James Sherwood, NPA Conservation Campaigner
Concerns for high value habitat in the Great Koala National Park
Four months since the new state government took office, we are no closer to the Great Koala National Park’s establishment. There is a lack of clarity around the process for the park’s creation, which has led to locals questioning whether the integrity of the proposed park’s values will remain intact.
Many locals believe the announcement by the NSW Government to create a Great Koala National Park has led to a rapid escalation of forestry activity in the region as Forestry Corporation race to extract as much timber as possible before its creation.
Since the 2019/20 black summer bushfires, 29 of the 45 state forests in the Great Koala National Park have experienced some form of logging or are planned for logging in the next 12 months (see Figure 1). Rather than applying the precautionary principle and leaving these forests as refuges for surviving flora and fauna, Forestry Corporation has expanded their operations to over 64% of the proposed Great Koala National Park, and right now logging threatens many of the forests that were spared by the 2019/20 bushfires, putting endangered species like the koala and greater glider at great risk.
Logging has now commenced in Orara East State Forest, located just 6kms from Coffs Harbour’s CBD. Over 100 protestors gathered to show their dissatisfaction with the logging operation during a series of protests that lasted days and delayed the operation. In Boambee State Forest, just to the south, protests also temporarily stopped logging operations. Both forests are important refuge sites for coastal koala populations.
In Pine Creek State Forest, adjacent to Bongil Bongil National Park, a well-known koala hotspot, compartments covering an astonishing 49% of the entire state forest are now up for logging according to Forestry Corporation’s plan portal.
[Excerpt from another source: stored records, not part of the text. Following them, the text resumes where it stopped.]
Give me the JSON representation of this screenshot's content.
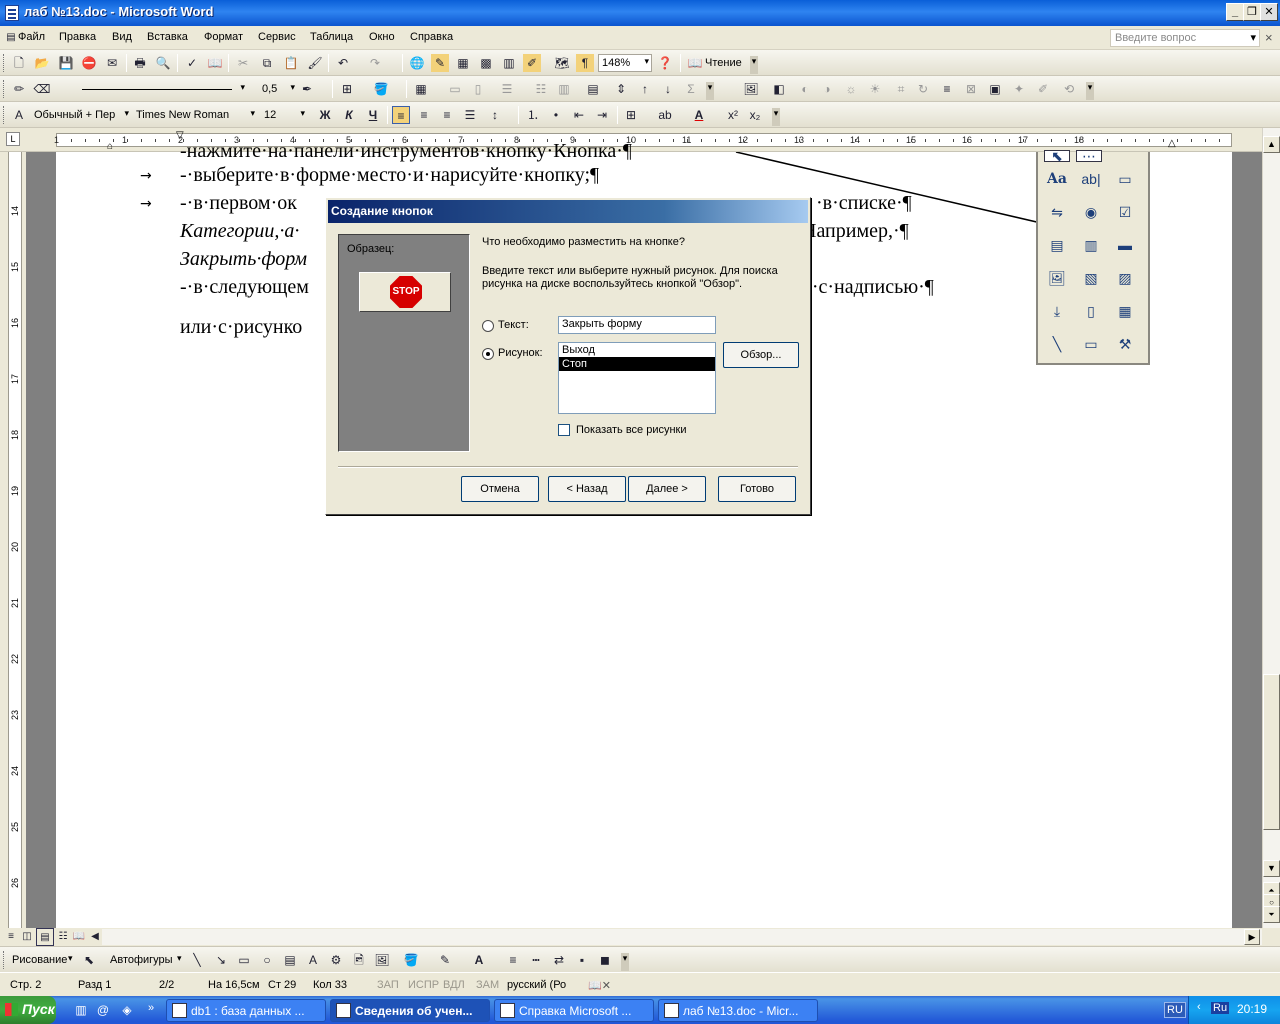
{
  "window": {
    "title": "лаб №13.doc - Microsoft Word"
  },
  "menu": {
    "items": [
      "Файл",
      "Правка",
      "Вид",
      "Вставка",
      "Формат",
      "Сервис",
      "Таблица",
      "Окно",
      "Справка"
    ],
    "help_placeholder": "Введите вопрос"
  },
  "toolbar_standard": {
    "zoom": "148%",
    "reading": "Чтение"
  },
  "toolbar_tables": {
    "line_weight": "0,5"
  },
  "toolbar_format": {
    "style": "Обычный + Пер",
    "font": "Times New Roman",
    "size": "12",
    "bold": "Ж",
    "italic": "К",
    "underline": "Ч"
  },
  "ruler": {
    "numbers": [
      "1",
      "1",
      "2",
      "3",
      "4",
      "5",
      "6",
      "7",
      "8",
      "9",
      "10",
      "11",
      "12",
      "13",
      "14",
      "15",
      "16",
      "17",
      "18"
    ],
    "vnumbers": [
      "14",
      "15",
      "16",
      "17",
      "18",
      "19",
      "20",
      "21",
      "22",
      "23",
      "24",
      "25",
      "26"
    ]
  },
  "document": {
    "line1": "-нажмите·на·панели·инструментов·кнопку·Кнопка·¶",
    "line2": "-·выберите·в·форме·место·и·нарисуйте·кнопку;¶",
    "line3a": "-·в·первом·ок",
    "line3b": "·в·списке·¶",
    "line4a": "Категории,·а·",
    "line4b": "Например,·¶",
    "line5a": "Закрыть·форм",
    "line6a": "-·в·следующем",
    "line6b": "ка:·с·надписью·¶",
    "line7a": "или·с·рисунко"
  },
  "dialog": {
    "title": "Создание кнопок",
    "sample_label": "Образец:",
    "sample_icon": "STOP",
    "question": "Что необходимо разместить на кнопке?",
    "instruction1": "Введите текст или выберите нужный рисунок.  Для поиска",
    "instruction2": "рисунка на диске воспользуйтесь кнопкой \"Обзор\".",
    "text_option": "Текст:",
    "text_value": "Закрыть форму",
    "picture_option": "Рисунок:",
    "picture_list": [
      "Выход",
      "Стоп"
    ],
    "selected_picture": "Стоп",
    "browse": "Обзор...",
    "show_all": "Показать все рисунки",
    "cancel": "Отмена",
    "back": "< Назад",
    "next": "Далее >",
    "finish": "Готово"
  },
  "drawbar": {
    "draw": "Рисование",
    "autoshapes": "Автофигуры"
  },
  "status": {
    "page": "Стр. 2",
    "section": "Разд 1",
    "pages": "2/2",
    "position": "На 16,5см",
    "line": "Ст 29",
    "col": "Кол 33",
    "rec": "ЗАП",
    "trk": "ИСПР",
    "ext": "ВДЛ",
    "ovr": "ЗАМ",
    "lang": "русский (Ро"
  },
  "taskbar": {
    "start": "Пуск",
    "tasks": [
      "db1 : база данных ...",
      "Сведения об учен...",
      "Справка Microsoft ...",
      "лаб №13.doc - Micr..."
    ],
    "lang": "RU",
    "kb": "Ru",
    "time": "20:19"
  }
}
Much of this area is mapped as high koala likelihood forest and contains questionable plantation that has been documented in a series of videos produced by NPA NSW.
Conservation community celebrates City of Coffs Harbour Council’s motion in support of the Great Koala National Park
The 13 July 2023 was a big day of celebration for Coffs Harbour’s conservation community as Councillor Jonathan Cassell (an NPA member) moved a motion on the GKNP. The motion seeks to ensure that the Council becomes a proactive driver in the establishment of the GKNP.
Bellingen Shire passed a motion in support of the Great Koala National Park last year.
NOTICE OF MOTION PASSED ‘DRIVING A GREAT KOALA NATIONAL PARK’
- Actively supports the establishment of a proposed Great Koala National Park (GKNP).
- Seeks a seat at the table for the negotiation of the proposed GKNP.
- Investigates funding opportunities from State and Federal Government to implement supporting actions for current or future funding designated to establishing a GKNP.
- Prepares a submission to the tourism report that the State Government has committed to completing as part of the establishment of a GKNP.
- Provides relevant data to key community organisations at no cost and prepares a submission to the natural and cultural studies report currently being prepared by the State Government as part of the establishment of a GKNP.
- Approaches other Councils affected by a proposed GKNP to consider a co-operative and proactive response to its implementation.
- Approaches the State Government seeking involvement in the identification and planning of a GKNP Visitor Centre in Coffs Harbour LGA e.g. the Mailman’s track overpass site near Pine Creek.
- That this be funded from Environmental Levy as a Major Strategic Program and Project.
- Invites the government to hold some or all of the negotiations in Coffs Harbour.
GKNP Harvest History since 2019/20 bushfires